Access to high-speed Internet services – also known as broadband – has become a basic public necessity like water or electricity. Yet despite its importance, broadband in America is far from universal. Part of the solution is improving digital literacy for all Americans so they can acquire the skills they need to connect to the Internet. However, that still leaves the competition issues I raised earlier unaddressed that will need addressing to bring down costs, provide consumers more choices and result in better service. It is my hope the competition issues will be addressed at some point in the near future by the FCC.
Now as for digital literacy as I have stated the FCC has proposed using some USF funds to foster greater broadband adoption through investment in digital literacy training. Broadband adoption is important as is broadband deployment and I am glad to see the FCC taking actions to help bridge the digital divide. It is my hope that the FCC’s rulings in broadband matters help the people that need it not cement the power of the monopoly phone and cable companies. The status quo on broadband is unacceptable.
The future of all media lies in the Internet. Think about that for a moment. This means all information, communication, commerce and entertainment is increasingly going online. Increasingly new technologies and telecommunications services like broadband will play a greater role in our economy. With employers looking for new workers increasingly advertising job openings on the Web job seekers will need both the skills to access the Internet and a broadband connection to apply for positions and remain competitive. That is why broadband competition and digital literacy are so important.

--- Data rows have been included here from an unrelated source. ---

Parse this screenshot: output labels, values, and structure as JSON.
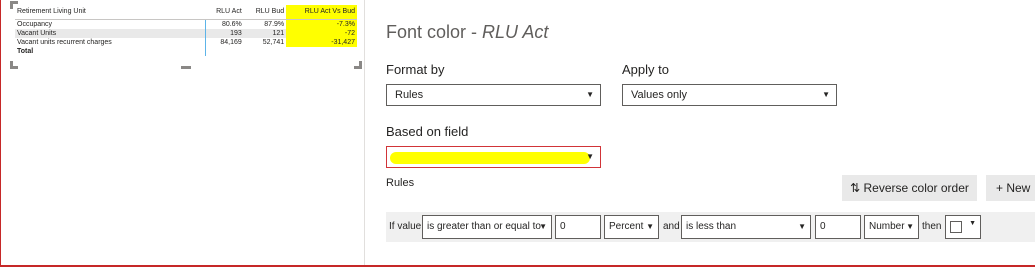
{
  "table": {
    "headers": [
      "Retirement Living Unit",
      "RLU Act",
      "RLU Bud",
      "RLU Act Vs Bud"
    ],
    "rows": [
      {
        "label": "Occupancy",
        "act": "80.6%",
        "bud": "87.9%",
        "diff": "-7.3%"
      },
      {
        "label": "Vacant Units",
        "act": "193",
        "bud": "121",
        "diff": "-72"
      },
      {
        "label": "Vacant units recurrent charges",
        "act": "84,169",
        "bud": "52,741",
        "diff": "-31,427"
      }
    ],
    "total_label": "Total"
  },
  "pane": {
    "title_prefix": "Font color - ",
    "title_field": "RLU Act",
    "format_by_label": "Format by",
    "format_by_value": "Rules",
    "apply_to_label": "Apply to",
    "apply_to_value": "Values only",
    "based_on_label": "Based on field",
    "based_on_value": "",
    "rules_label": "Rules",
    "reverse_button": "Reverse color order",
    "new_button": "New",
    "rule": {
      "if_value": "If value",
      "op1": "is greater than or equal to",
      "val1": "0",
      "type1": "Percent",
      "and": "and",
      "op2": "is less than",
      "val2": "0",
      "type2": "Number",
      "then": "then"
    }
  },
  "colors": {
    "highlight": "#ffff00",
    "frame": "#c62828",
    "field_error": "#d13438"
  }
}
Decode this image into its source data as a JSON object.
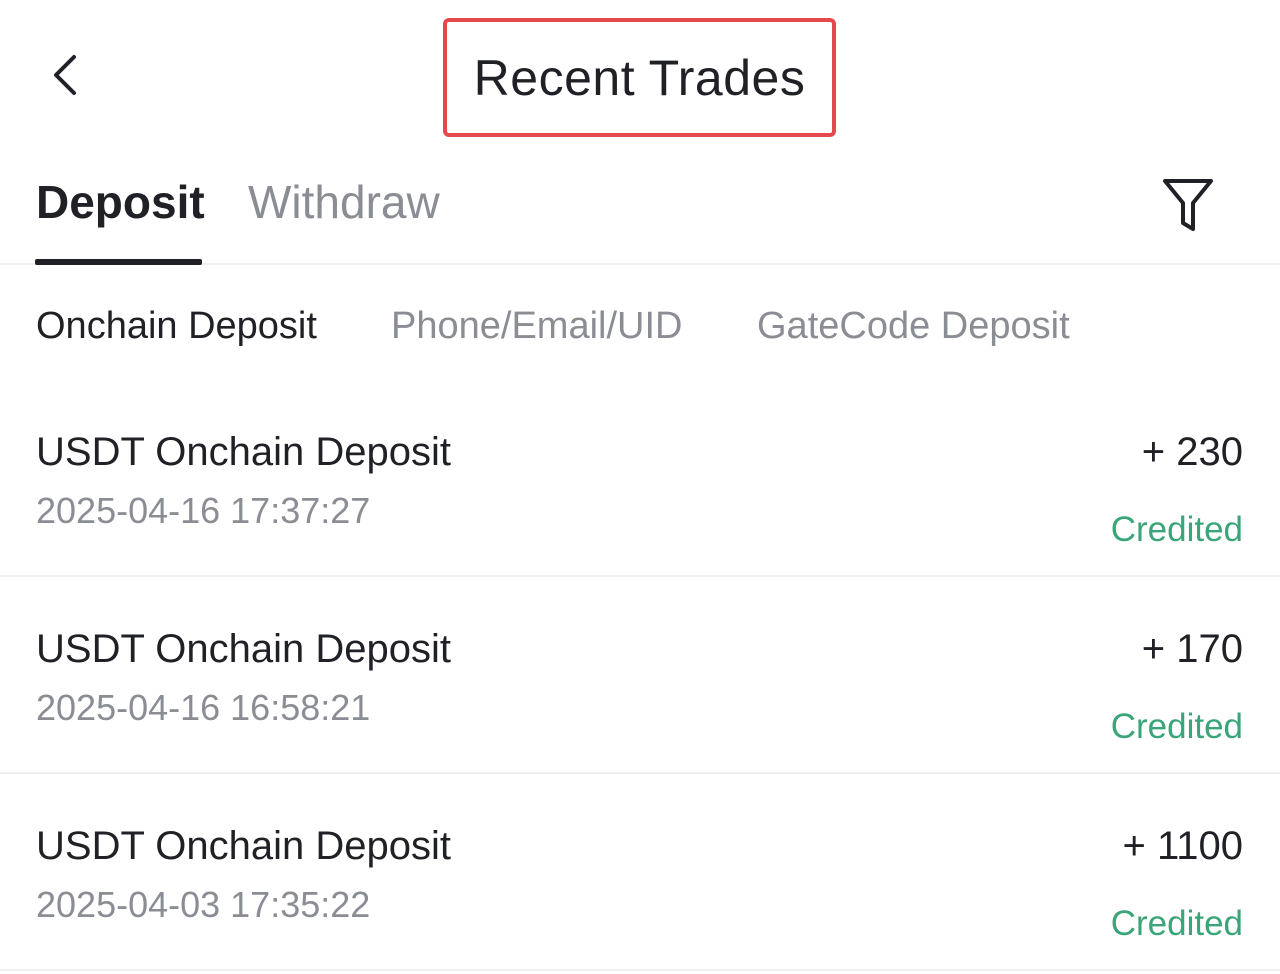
{
  "header": {
    "title": "Recent Trades",
    "back_icon": "chevron-left-icon"
  },
  "tabs": {
    "items": [
      {
        "label": "Deposit",
        "active": true
      },
      {
        "label": "Withdraw",
        "active": false
      }
    ],
    "filter_icon": "filter-icon"
  },
  "subtabs": {
    "items": [
      {
        "label": "Onchain Deposit",
        "active": true
      },
      {
        "label": "Phone/Email/UID",
        "active": false
      },
      {
        "label": "GateCode Deposit",
        "active": false
      }
    ]
  },
  "records": [
    {
      "title": "USDT Onchain Deposit",
      "time": "2025-04-16 17:37:27",
      "amount": "+ 230",
      "status": "Credited"
    },
    {
      "title": "USDT Onchain Deposit",
      "time": "2025-04-16 16:58:21",
      "amount": "+ 170",
      "status": "Credited"
    },
    {
      "title": "USDT Onchain Deposit",
      "time": "2025-04-03 17:35:22",
      "amount": "+ 1100",
      "status": "Credited"
    }
  ],
  "colors": {
    "primary_text": "#1f2126",
    "secondary_text": "#8a8d94",
    "status_success": "#3aa578",
    "highlight_border": "#e5484d"
  }
}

We need to decide whether like universal mail service or universal basic telephone service whether to make universal broadband a reality. That being said the decisions we make as a country will determine whether such service will remain a luxury marketed by monopoly cable and phone companies to the few who can afford their exorbitant prices and live in areas where they deploy access to broadband or like any public utility/telecommunications service be made universally available to all.
Part of the solution is improving digital literacy for all Americans so they have the skills they need to access the Internet. Already the National Telecommunications Information Administration in collaboration with the U.S. Department of Commerce has established the website digitalliteracy.gov and institutions of higher learning often conduct digital literacy workshops for their instructors so they can learn how to use new technologies in their classrooms. Digital literacy courses are often provided so students can also learn how to use new technologies.
Now as to whether the FCC has the constitutional authority to provide USF funds for digital literacy training I do believe they have authority and should use it. I encourage the FCC to vote in the affirmative on the proposal for advancing broadband availability through digital literacy training which the FCC is soliciting comments on at this time. In fact, I have provided the FCC my comments on existing digital literacy initiatives launched by educational institutions that have succeeded. Next post will cover the USF Transformation Order in more detail along with my thoughts on other FCC proposals affecting the future of the Internet.